One of the things I picked up at the NRAAM was one of KelTec’s CL43 flashlights. The folks at the KelTec booth were nice enough to give me one for review. This particular one was used as a demo by one of the guys working the booth. When I received it, the batteries were pretty much already dead and needed replacing.
The CL43 is the larger of the two flashlights KelTec makes (the smaller being the CL-42). Both are rated at 420 lumens, but the CL-43 holds 3 CR-123A batteries, while the CL-42 holds 2. This obviously causes the CL-43 to have a longer run time (listed at 3 hours 35 minutes vs 2 hours 25 minutes). Neither of these flashlights have adjustable brightness modes. You can purchase a gun mount kit from KelTec that will work for both lights.
KelTec went with a rather unique design of having the third battery next to the other two and the power button on that extra lump facing the same direction as the lens. This means that you end up holding the light like a pistol. At first, I thought this might be a bit awkward, but it works well. It makes for a compact package that is pretty comfortable in the hand. The button is in a convenient place, more so than the traditional end cap button. It also means that you can hold it comfortably even after the light has been on for a while and the actual lamp has heated up (standard with high powered LEDs).
KelTec claims that the design also allows you to hold the light and your pistol in the standard double handed pistol grip while operating both. I tried this out briefly.

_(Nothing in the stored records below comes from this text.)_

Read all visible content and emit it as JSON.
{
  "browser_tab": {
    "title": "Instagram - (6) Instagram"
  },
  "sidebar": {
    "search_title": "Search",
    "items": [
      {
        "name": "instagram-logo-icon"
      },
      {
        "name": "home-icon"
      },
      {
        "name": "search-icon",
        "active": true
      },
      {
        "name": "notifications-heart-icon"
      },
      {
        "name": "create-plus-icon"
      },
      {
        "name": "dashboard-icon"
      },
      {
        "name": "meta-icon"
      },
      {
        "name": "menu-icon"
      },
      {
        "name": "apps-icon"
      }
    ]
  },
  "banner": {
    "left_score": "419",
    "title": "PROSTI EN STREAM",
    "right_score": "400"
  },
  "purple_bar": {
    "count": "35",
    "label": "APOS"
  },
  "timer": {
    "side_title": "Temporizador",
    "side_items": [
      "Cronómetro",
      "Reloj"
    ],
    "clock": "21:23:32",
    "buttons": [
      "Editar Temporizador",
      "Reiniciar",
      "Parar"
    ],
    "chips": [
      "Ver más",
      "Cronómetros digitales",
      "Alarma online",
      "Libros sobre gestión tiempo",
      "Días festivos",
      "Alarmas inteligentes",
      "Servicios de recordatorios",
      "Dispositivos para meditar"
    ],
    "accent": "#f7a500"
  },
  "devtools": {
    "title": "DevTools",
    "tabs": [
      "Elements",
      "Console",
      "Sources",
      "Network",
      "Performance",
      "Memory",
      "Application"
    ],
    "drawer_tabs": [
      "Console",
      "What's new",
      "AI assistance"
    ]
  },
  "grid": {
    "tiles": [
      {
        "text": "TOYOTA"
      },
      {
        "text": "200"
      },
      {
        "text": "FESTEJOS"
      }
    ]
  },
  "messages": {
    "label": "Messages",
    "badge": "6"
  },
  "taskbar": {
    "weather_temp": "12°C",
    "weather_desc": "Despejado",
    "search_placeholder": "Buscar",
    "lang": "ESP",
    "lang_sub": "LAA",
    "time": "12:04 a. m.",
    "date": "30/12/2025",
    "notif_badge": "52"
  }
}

While it sort of works, I would think you’d need a lot of practice for it to be comfortable and effective.
Of course, this thing is ultimately supposed to do one thing, and it does it pretty well. The 420 lumen lamp is sufficiently bright for most situations. For those (like me) that are a little fuzzy on how bright that is, your average 40watt incandescent bulb is 450. In a small room, it’s bright enough to substitute for the ceiling light if you shine it against the ceiling.
Unfortunately, not everything is wonderful with this flashlight. First off, the switch for the flashlight appears to be mechanical. This means that there can only be two modes: on and off. For a $140 flashlight, I would really expect an electronic switch with multiple modes.
Oh… and then there’s the killer issue with me. I carried this flashlight in my pocket for a couple of months when this happened:
That’s a penny firmly stuck in the lens of the flashlight. Apparently the lens is exactly the same diameter. I’ve tried to pry it out, but so far I’ve only succeeded in gouging the penny. At this point, I’m thinking it’s either dig through the penny or replace the lamp, since the lamp appears to be a sealed unit (not uncommon).
So… unfortunately, I’d really like to recommend this light, but I just can’t. As WizardPC stated when I showed him the issue “wow, a $140 flashlight defeated by a penny.” $140 is also a bit much to drop on a pocket flashlight putting out 420 lumens, but not out of line for a weapons light.